“From Guido Ferrari, Rome, to Il Conte Cesare Olfva, Naples.—Shall be with you on the 24th inst. Train arrives at 6:30 P.M. Will come to you as you desire without fail.”
Christmas Eve! The day had been extra chilly, with frequent showers of stinging rain, but toward five o’clock in the afternoon the weather cleared. The clouds, which had been of a dull uniform gray, began to break asunder and disclose little shining rifts of pale blue and bright gold; the sea looked like a wide satin ribbon shaken out and shimmering with opaline tints. Flower girls trooped forth making the air musical with their mellow cries of “Fiori! chi vuol fiori” and holding up their tempting wares—not bunches of holly and mistletoe such as are known in England, but roses, lilies, jonquils, and sweet daffodils.
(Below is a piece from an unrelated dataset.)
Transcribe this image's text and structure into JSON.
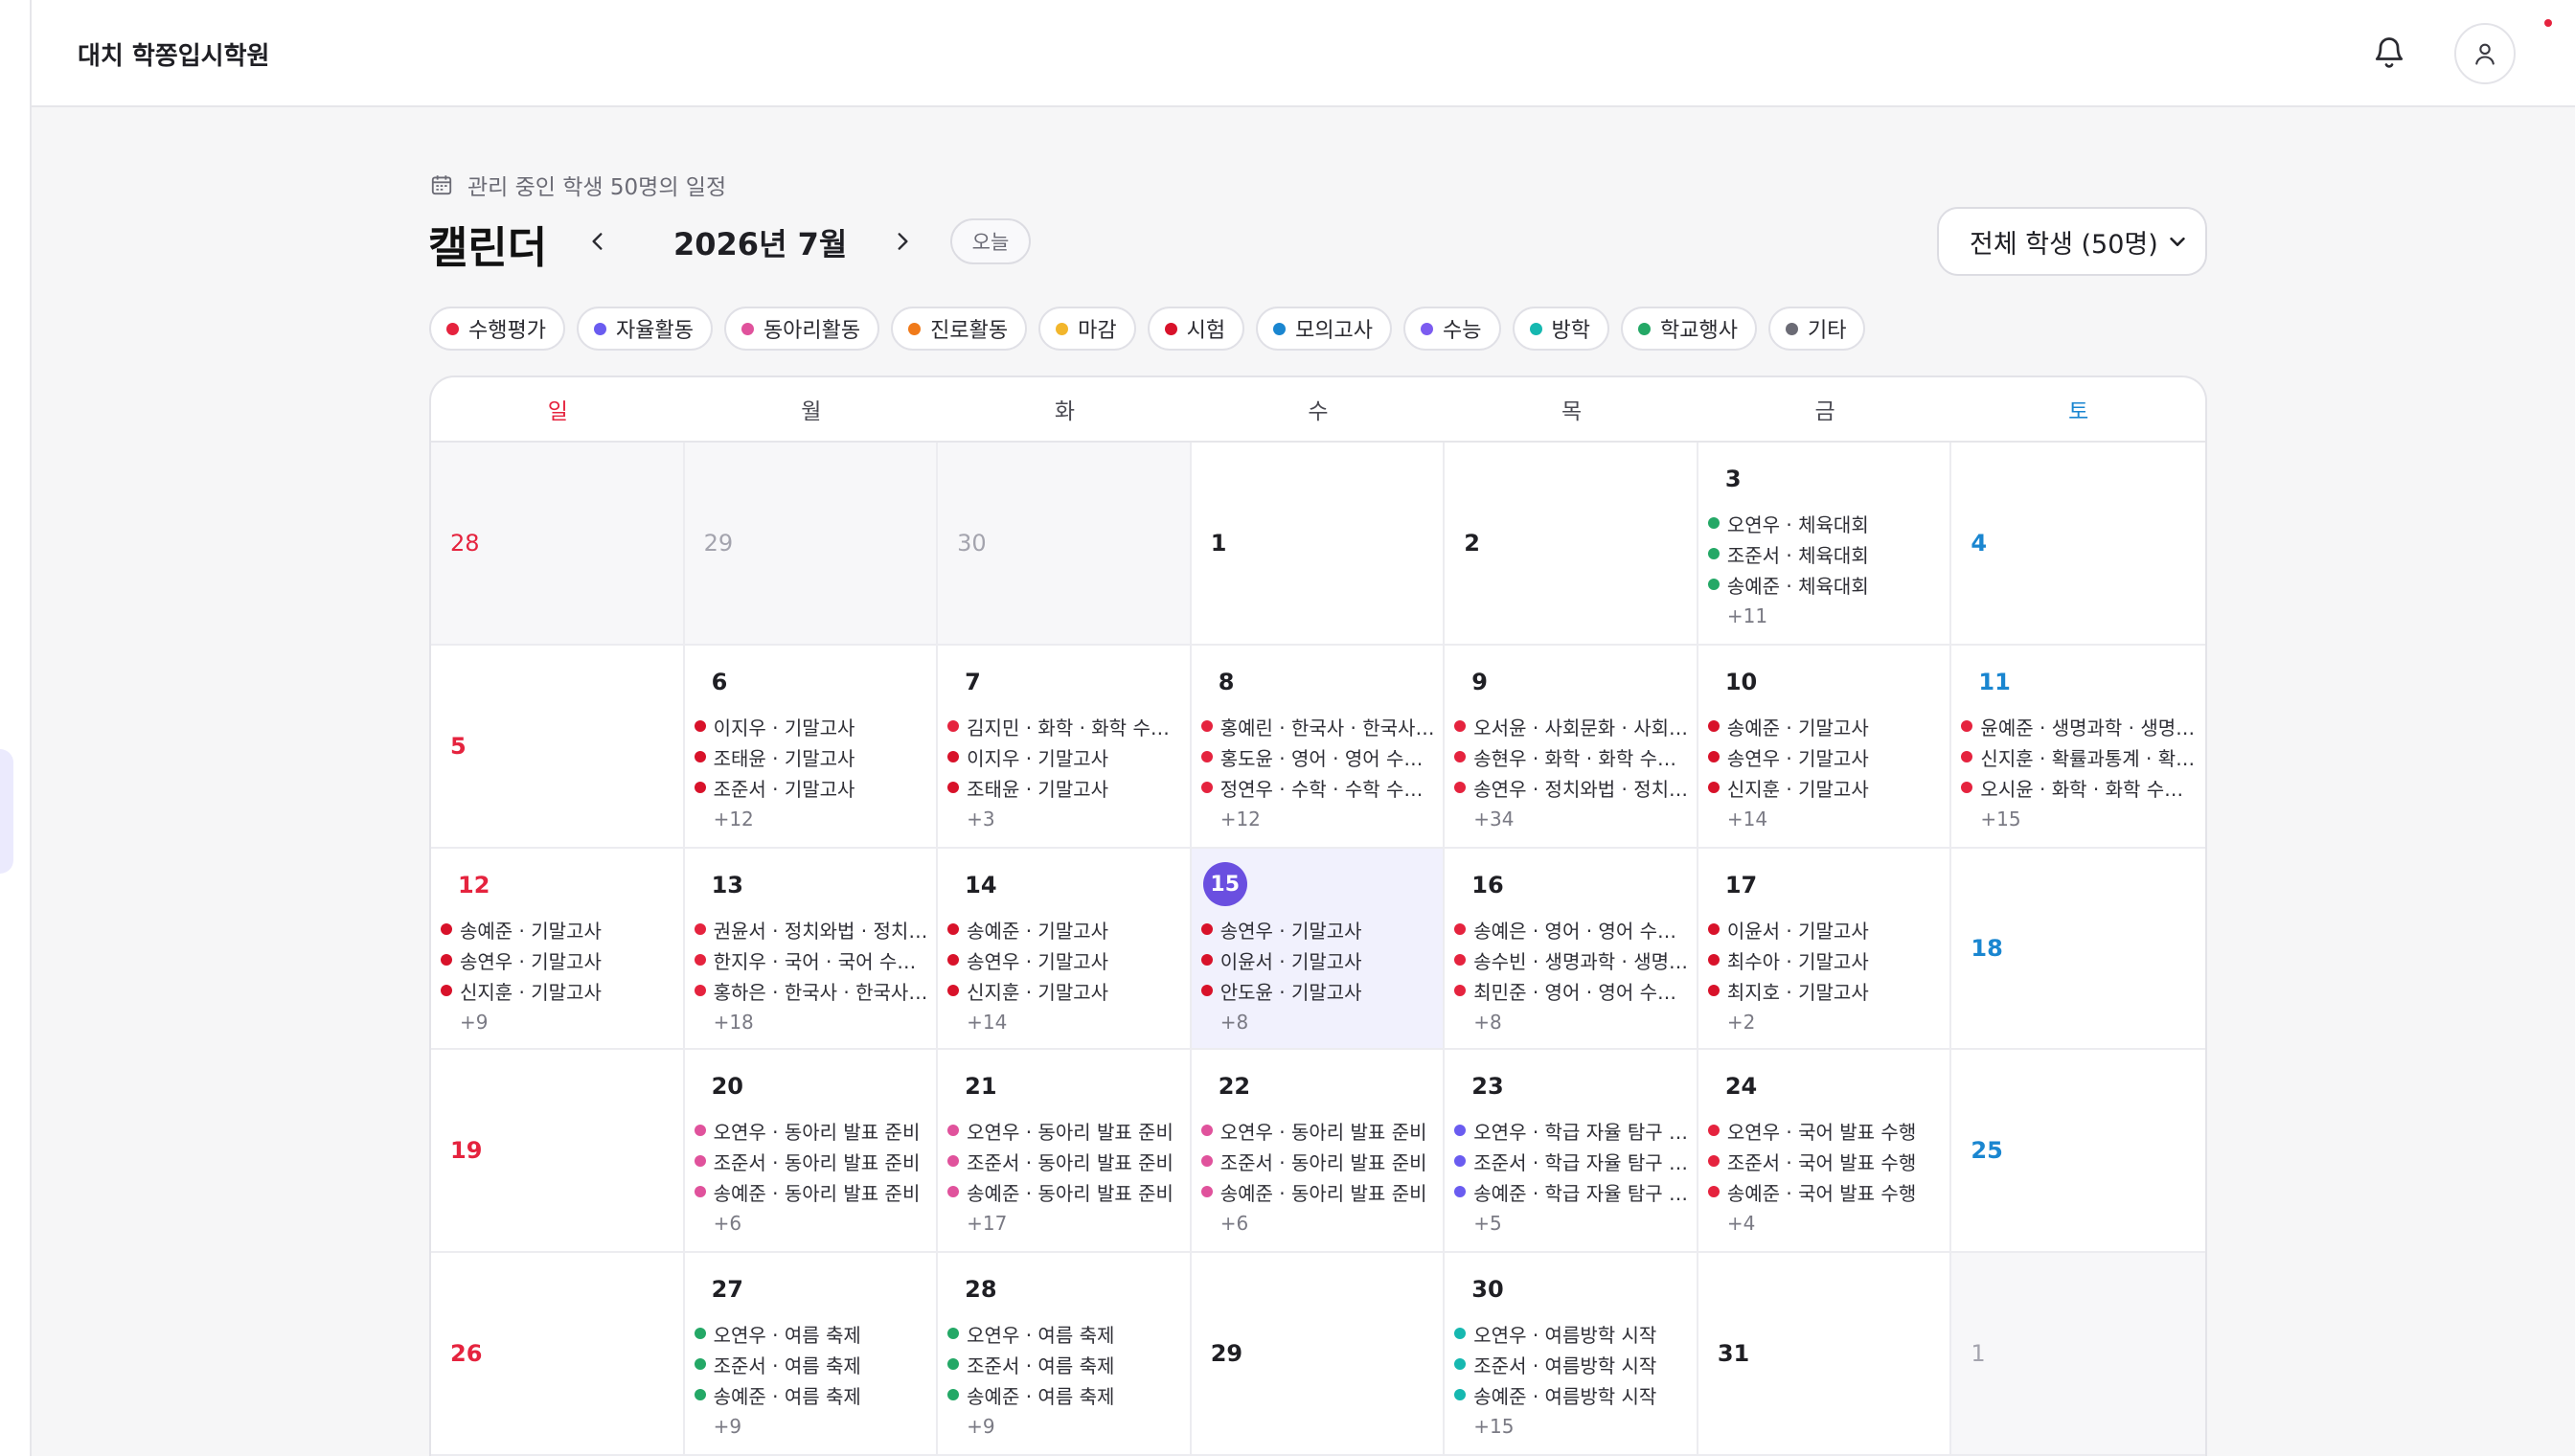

The shops were brilliant with bouquets and baskets of fruits and flowers; a glittering show of etrennes, or gifts to suit all ages and conditions, were set forth in tempting array, from a box of bonbons costing one franc to a jeweled tiara worth a million, while in many of the windows were displayed models of the “Bethlehem,” with babe Jesus lying in his manger, for the benefit of the round-eyed children—who, after staring fondly at His waxen image for some time, would run off hand in hand to the nearest church where the usual Christmas creche was arranged, and there kneeling down, would begin to implore their “dear little Jesus,” their “own little brother,” not to forget them, with a simplicity of belief that was as touching as it was unaffected.